Your response to J. Cole’s “1985” was a lot people’s introduction to you earlier this year. Many had possibly heard about you but hadn’t been exposed to a song before that. What pushed you to record “Old N*****]” cause it sounds like it’s straight from the heart?
I was just inspired by what J. Cole had said. It sparked a creative mindset and it sparked a conversation and I always have conversations that cater to that so it was effortless. I wrote that in literally 10 minutes. It was dope.
 
What are you most excited about being on tour with Juice WRLD, Lil Mosey and guys like that?
Just performing in front fans and seeing them every day. It’s one thing on the internet and it’s another thing for like face-to-face interaction with fans. And they’re all dope artists too so it’s dope.
 
A lot people are saying that out all the rappers coming up right now, you’re gonna be the one to bridge the generational gap. Does that come with any pressure?
Honestly, it’s no pressure. I always knew I was gonna do that. I set my own goals higher than what anybody else has set for me. 
 
I also think your head is screwed on correctly. How do you stay grounded like that?
I got a good team around me. I got OG’s, I got a dope management team, I got dope people around me. You know what I’m saying? All that keeps me grounded and keeps my head on straight. I just got my own balance and I’ve been through a lot shit in my life and I lost a lot shit so I don’t wanna lose that again. I just want it so bad. I wanna be the best so bad. I got tunnel vision. I’m not about to let no stupid shit get in the way.
 
On the topic stupid shit, I wanted to ask about whatever is going on with IDK because, in the past, he’s shouted you out but…
Oh nah, that’s my homie. He’s just ten trolling and shit. That’s my homie. Not even f no trolling shit, it’s just funny. That’s my guy. 
 
I had a feeling because I saw that comment about the YBN Cordae diss track coming out and I was like “what the hell, I’ve seen these two dudes shout each other out before.” 
Yeah, he’s from Maryland. We both from Maryland so that’s my guy. He commented that and told me about it and I was laughing. Ain’t nobody worried about that. He was just being funny. We be downing on each other all the time.
 
I have to ask… What was your reaction when you found out about Jay and Blac Chyna?

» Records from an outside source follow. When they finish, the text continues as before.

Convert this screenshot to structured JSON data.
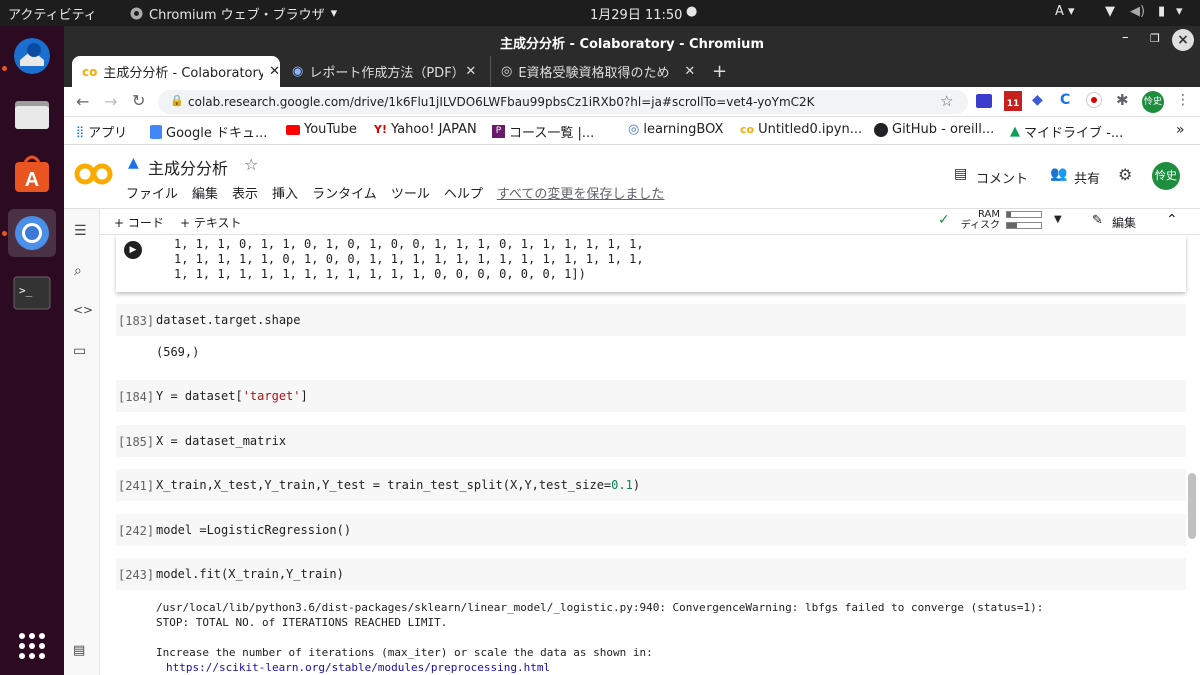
{
  "system": {
    "activities": "アクティビティ",
    "app_name": "Chromium ウェブ・ブラウザ",
    "clock": "1月29日  11:50",
    "ime": "A"
  },
  "window": {
    "title": "主成分分析 - Colaboratory - Chromium"
  },
  "tabs": [
    {
      "label": "主成分分析 - Colaboratory"
    },
    {
      "label": "レポート作成方法（PDF）"
    },
    {
      "label": "E資格受験資格取得のため"
    }
  ],
  "toolbar": {
    "url": "colab.research.google.com/drive/1k6Flu1jILVDO6LWFbau99pbsCz1iRXb0?hl=ja#scrollTo=vet4-yoYmC2K"
  },
  "bookmarks": [
    {
      "label": "アプリ",
      "icon": "apps-grid-icon"
    },
    {
      "label": "Google ドキュ...",
      "icon": "google-docs-icon"
    },
    {
      "label": "YouTube",
      "icon": "youtube-icon"
    },
    {
      "label": "Yahoo! JAPAN",
      "icon": "yahoo-icon"
    },
    {
      "label": "コース一覧 |...",
      "icon": "course-icon"
    },
    {
      "label": "learningBOX",
      "icon": "learningbox-icon"
    },
    {
      "label": "Untitled0.ipyn...",
      "icon": "colab-icon"
    },
    {
      "label": "GitHub - oreill...",
      "icon": "github-icon"
    },
    {
      "label": "マイドライブ -...",
      "icon": "drive-icon"
    }
  ],
  "colab": {
    "notebook_title": "主成分分析",
    "menu": [
      "ファイル",
      "編集",
      "表示",
      "挿入",
      "ランタイム",
      "ツール",
      "ヘルプ"
    ],
    "save_status": "すべての変更を保存しました",
    "comment_label": "コメント",
    "share_label": "共有",
    "avatar": "怜史",
    "add_code": "+ コード",
    "add_text": "+ テキスト",
    "ram_label": "RAM",
    "disk_label": "ディスク",
    "edit_label": "編集"
  },
  "cells": {
    "top_output": [
      "1, 1, 1, 0, 1, 1, 0, 1, 0, 1, 0, 0, 1, 1, 1, 0, 1, 1, 1, 1, 1, 1,",
      "1, 1, 1, 1, 1, 0, 1, 0, 0, 1, 1, 1, 1, 1, 1, 1, 1, 1, 1, 1, 1, 1,",
      "1, 1, 1, 1, 1, 1, 1, 1, 1, 1, 1, 1, 0, 0, 0, 0, 0, 0, 1])"
    ],
    "c183": {
      "num": "[183]",
      "code": "dataset.target.shape",
      "output": "(569,)"
    },
    "c184": {
      "num": "[184]",
      "code_a": "Y = dataset[",
      "code_str": "'target'",
      "code_b": "]"
    },
    "c185": {
      "num": "[185]",
      "code": "X = dataset_matrix"
    },
    "c241": {
      "num": "[241]",
      "code_a": "X_train,X_test,Y_train,Y_test = train_test_split(X,Y,test_size=",
      "code_num": "0.1",
      "code_b": ")"
    },
    "c242": {
      "num": "[242]",
      "code": "model =LogisticRegression()"
    },
    "c243": {
      "num": "[243]",
      "code": "model.fit(X_train,Y_train)",
      "out1": "/usr/local/lib/python3.6/dist-packages/sklearn/linear_model/_logistic.py:940: ConvergenceWarning: lbfgs failed to converge (status=1):",
      "out2": "STOP: TOTAL NO. of ITERATIONS REACHED LIMIT.",
      "out3": "Increase the number of iterations (max_iter) or scale the data as shown in:",
      "link": "https://scikit-learn.org/stable/modules/preprocessing.html"
    }
  },
  "colors": {
    "colab_orange": "#f9ab00",
    "ubuntu_dock": "#2c0b22",
    "avatar_green": "#1e8e3e"
  }
}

I was like “Man, what the fuck!?” Like “bruh, get the fuck outta here!” I was like “shut up” and then to like see it everyday and shit. It’s just funny, dog. It’s just mad funny.
 
Nahmir was on the XXL Freshman List this year and your name keeps coming up next to Juice WRLD for the 2019 list. Obviously, that’s in a year but what would it mean for you to make that XXL Freshman list? 
It would be dope, it would be dope. It’s a goal for sure, it’s a goal for sure.
 
I feel like you would kill the freestyle and cypher material.
Yeah, I’ma have the best one! I’ma have the best one, by far.
 
This year, you’ve only dropped a few songs overall. What’s the first Cordae project going to sound like and do you have any plans on when it’s going to come out?
I don’t know when it’s gonna come out but I’m working on it now and it’s beautiful. 
 
When you get in the studio, what’s your process like? Do you have any weird rituals or habits or anything?
Nah, I just go in there and record. I listen to the beat and I start freestyling and get a hang my flow and after that, I just hit record. 
 
If you could listen to one album for the rest your life, which would it be?
Either Kanye West’s Graduation or… actually probably Kanye West’s Graduation.
 
Last week you dropped “Kung Fu.” What can we expect moving forward from you?
More dope music, bro. More dope singles and the best project the year. Dope shit.
 
I’ll let you chill with your family but thanks for taking a few minutesto talk to me, bro. You’ve got a big future ahead you. God bless.
I appreciate you, bro. God bless you.